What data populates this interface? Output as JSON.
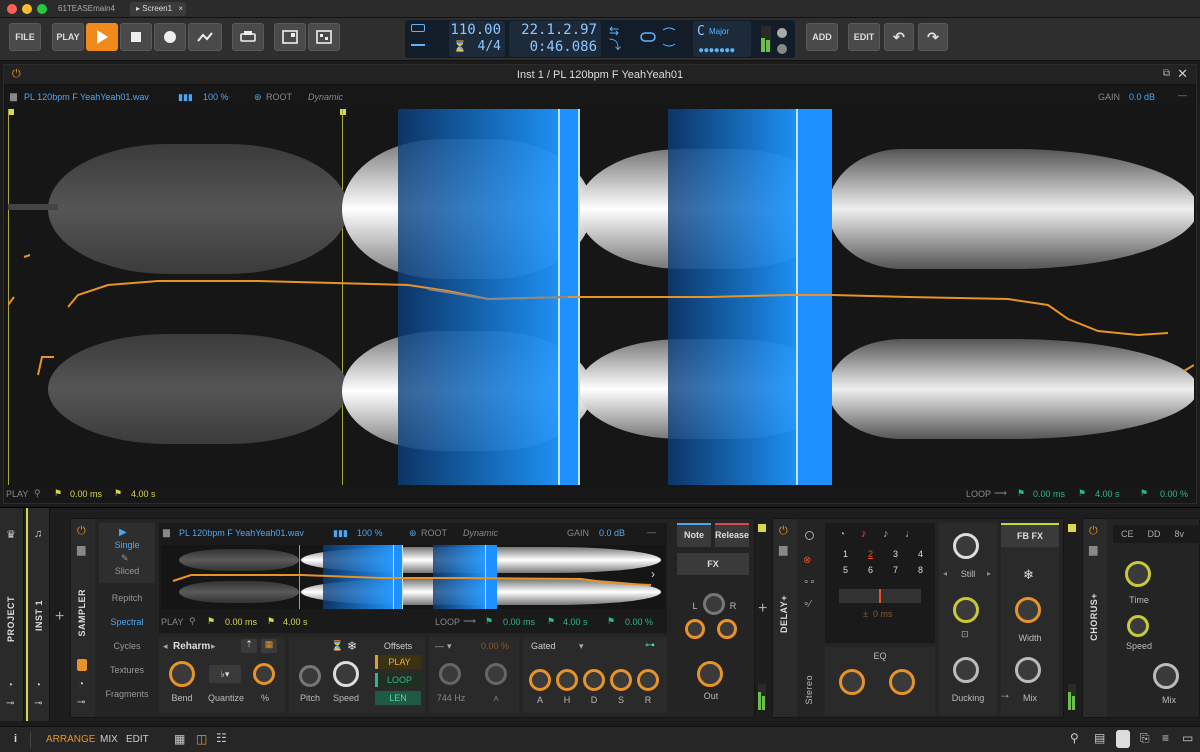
{
  "window": {
    "tabs": [
      {
        "label": "61TEASEmain4 *"
      },
      {
        "label": "Screen1"
      }
    ],
    "close_glyph": "×"
  },
  "toolbar": {
    "file_label": "FILE",
    "play_label": "PLAY",
    "add_label": "ADD",
    "edit_label": "EDIT",
    "tempo": "110.00",
    "signature": "4/4",
    "position": "22.1.2.97",
    "time": "0:46.086",
    "key_root": "C",
    "key_scale": "Major"
  },
  "editor": {
    "title": "Inst 1 / PL 120bpm F YeahYeah01",
    "file_name": "PL 120bpm F YeahYeah01.wav",
    "speed": "100 %",
    "root_label": "ROOT",
    "mode": "Dynamic",
    "gain_label": "GAIN",
    "gain_value": "0.0 dB",
    "footer": {
      "play_label": "PLAY",
      "play_start": "0.00 ms",
      "play_end": "4.00 s",
      "loop_label": "LOOP",
      "loop_start": "0.00 ms",
      "loop_end": "4.00 s",
      "loop_fade": "0.00 %"
    }
  },
  "chain": {
    "tabs": {
      "project": "PROJECT",
      "inst": "INST 1",
      "sampler": "SAMPLER",
      "delay": "DELAY+",
      "chorus": "CHORUS+"
    },
    "sampler": {
      "modes": [
        "Single",
        "Sliced"
      ],
      "algos": [
        "Repitch",
        "Spectral",
        "Cycles",
        "Textures",
        "Fragments"
      ],
      "active_algo": "Spectral",
      "file_name": "PL 120bpm F YeahYeah01.wav",
      "speed": "100 %",
      "root_label": "ROOT",
      "mode": "Dynamic",
      "gain_label": "GAIN",
      "gain_value": "0.0 dB",
      "play_label": "PLAY",
      "play_start": "0.00 ms",
      "play_end": "4.00 s",
      "loop_label": "LOOP",
      "loop_start": "0.00 ms",
      "loop_end": "4.00 s",
      "loop_fade": "0.00 %",
      "reharm": "Reharm",
      "knobs": {
        "bend": "Bend",
        "quantize": "Quantize",
        "percent": "%",
        "pitch": "Pitch",
        "speed": "Speed"
      },
      "offsets": {
        "title": "Offsets",
        "play": "PLAY",
        "loop": "LOOP",
        "len": "LEN"
      },
      "filter": {
        "freq": "744 Hz",
        "amount": "0.00 %",
        "dash": "—"
      },
      "env": {
        "type": "Gated",
        "labels": [
          "A",
          "H",
          "D",
          "S",
          "R"
        ]
      },
      "buttons": {
        "note": "Note",
        "release": "Release",
        "fx": "FX",
        "out": "Out",
        "l": "L",
        "r": "R"
      }
    },
    "delay": {
      "stereo": "Stereo",
      "grid": [
        [
          "1",
          "2",
          "3",
          "4"
        ],
        [
          "5",
          "6",
          "7",
          "8"
        ]
      ],
      "time": "0 ms",
      "eq": "EQ",
      "still": "Still",
      "ducking": "Ducking",
      "fbfx": "FB FX",
      "width": "Width",
      "mix": "Mix"
    },
    "chorus": {
      "tabs": [
        "CE",
        "DD",
        "8v"
      ],
      "time": "Time",
      "speed": "Speed",
      "mix": "Mix"
    }
  },
  "status": {
    "arrange": "ARRANGE",
    "mix": "MIX",
    "edit": "EDIT",
    "info": "i"
  },
  "colors": {
    "accent": "#e8922a",
    "blue": "#1e90ff",
    "yellow": "#d8d84a"
  }
}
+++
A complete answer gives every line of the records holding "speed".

COMPLETED TASK =>
    "speed": "100 %",
      "speed": "100 %",
        "speed": "Speed"
      "speed": "Speed",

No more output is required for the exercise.